541a

Statistics and Pattern Discovery: Identification of Metabolomic Biomarkers for End Stage Renal Disease

Gregory Stephanopoulos1, Lily Tong2, Joanne Kelleher2, and Ravi Thadhani3. (1) Department of Chemical Engineering, Massachusetts Institute of Technology, 77 Massachusetts Ave., Building 56-469, Cambridge, MA 02139, (2) Chemical Engineering, Massachusetts Institute of Technology, 77 Massachusetts Ave., Building 56-469, Cambridge, MA 02139, (3) Massachusetts General Hospital, Boston, MA

Metabolomics has emerged in recent years as the field dealing with the measurement of the entirety of small metabolites in cells. While complementing information obtained from transcriptional and proteomic analysis, metabolomics also offers additional insights into the kinetics of internal metabolism, higher sensitivity and resolution, and response at shorter time scales relatively to proteins or transcripts. As such, besides their obvious importance to understanding basic biological mechanisms, metabolite measurements are also important as biomarkers in disease diagnosis and treatment. Advanced and specialized methods are needed, however, to unveil discriminating metabolites and their patterns that separate distinct classes of patients with respect to health status and outcome of disease. Such methods make use of contributions in statistics made by Professor Ramkrishna.

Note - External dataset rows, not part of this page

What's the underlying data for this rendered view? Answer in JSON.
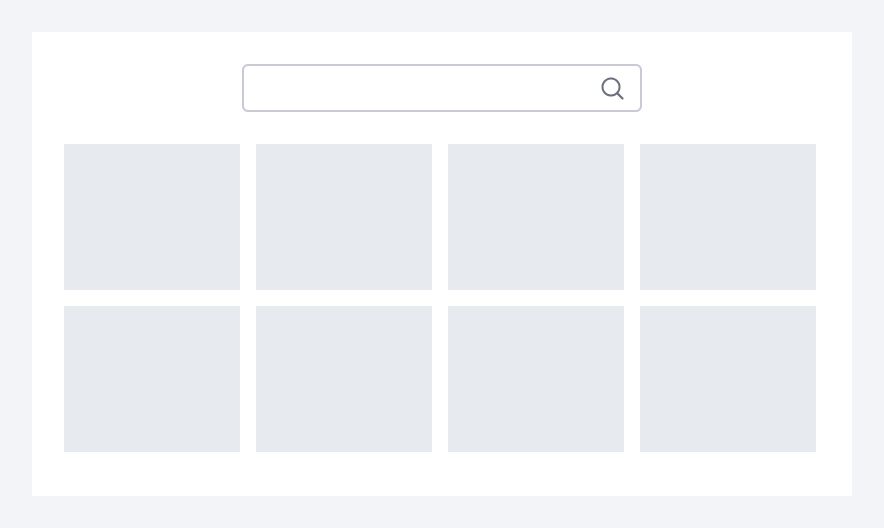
{
  "search": {
    "value": "",
    "placeholder": "",
    "icon": "search-icon",
    "border_color": "#c9cad4",
    "icon_color": "#6b6e7c"
  },
  "grid": {
    "tile_count": 8,
    "tile_color": "#e7eaef"
  },
  "colors": {
    "background": "#f3f4f8",
    "panel": "#ffffff"
  }
}
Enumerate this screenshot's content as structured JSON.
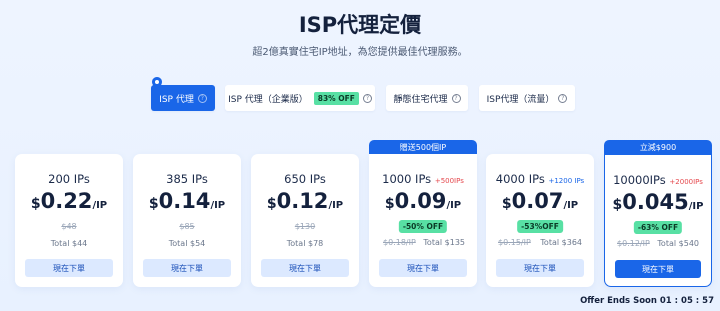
{
  "header": {
    "title": "ISP代理定價",
    "subtitle": "超2億真實住宅IP地址，為您提供最佳代理服務。"
  },
  "tabs": [
    {
      "label": "ISP 代理",
      "active": true
    },
    {
      "label": "ISP 代理（企業版）",
      "badge": "83% OFF"
    },
    {
      "label": "靜態住宅代理"
    },
    {
      "label": "ISP代理（流量）"
    }
  ],
  "plans": [
    {
      "ips": "200 IPs",
      "currency": "$",
      "price": "0.22",
      "unit": "/IP",
      "original": "$48",
      "total": "Total $44",
      "button": "現在下單"
    },
    {
      "ips": "385 IPs",
      "currency": "$",
      "price": "0.14",
      "unit": "/IP",
      "original": "$85",
      "total": "Total $54",
      "button": "現在下單"
    },
    {
      "ips": "650 IPs",
      "currency": "$",
      "price": "0.12",
      "unit": "/IP",
      "original": "$130",
      "total": "Total $78",
      "button": "現在下單"
    },
    {
      "ips": "1000 IPs",
      "bonus": "+500IPs",
      "ribbon": "贈送500個IP",
      "currency": "$",
      "price": "0.09",
      "unit": "/IP",
      "discount": "-50% OFF",
      "original": "$0.18/IP",
      "total": "Total $135",
      "button": "現在下單"
    },
    {
      "ips": "4000 IPs",
      "bonus": "+1200 IPs",
      "currency": "$",
      "price": "0.07",
      "unit": "/IP",
      "discount": "-53%OFF",
      "original": "$0.15/IP",
      "total": "Total $364",
      "button": "現在下單"
    },
    {
      "ips": "10000IPs",
      "bonus": "+2000IPs",
      "ribbon": "立減$900",
      "currency": "$",
      "price": "0.045",
      "unit": "/IP",
      "discount": "-63% OFF",
      "original": "$0.12/IP",
      "total": "Total $540",
      "button": "現在下單"
    }
  ],
  "footer": {
    "countdown": "Offer Ends Soon 01 : 05 : 57"
  },
  "colors": {
    "accent": "#1a66e8",
    "discount_badge": "#58e0a4",
    "bonus_text_blue": "#1a66e8",
    "bonus_text_red": "#e5484d"
  }
}
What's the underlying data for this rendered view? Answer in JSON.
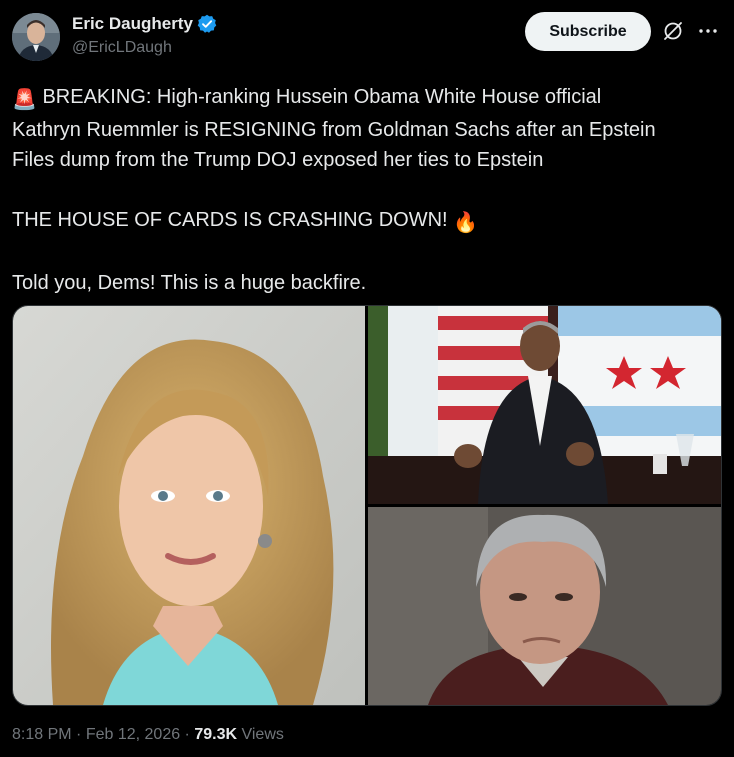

Prior research in our laboratories has solved two important problems in high throughput metabolomic analysis, namely: (a) the limited availability of metabolite standards for MS peak identification, and, (b) the lack of standardized procedures for very high measurement reproducibility and differential metabolite change detection, of the quality required for high fidelity biomarker identification. A new tool, SpectConnect, has been made available in the web for tracking and cataloguing otherwise unidentifiable but conserved metabolites across sample replicates without use of reference spectra. In addition, we have successfully tested these methods in the analysis of 120 plasma samples from Early Stage Renal Disease (ESRD) patients thus identifying distinct biomarkers differentiating patient survival after 90 days of hemodialysis. We will review these developments in this talk and illustrate the prospect of metabolomics in identifying powerful biomarkers with superior ROC characteristics relatively to other clinical and epidemiological data.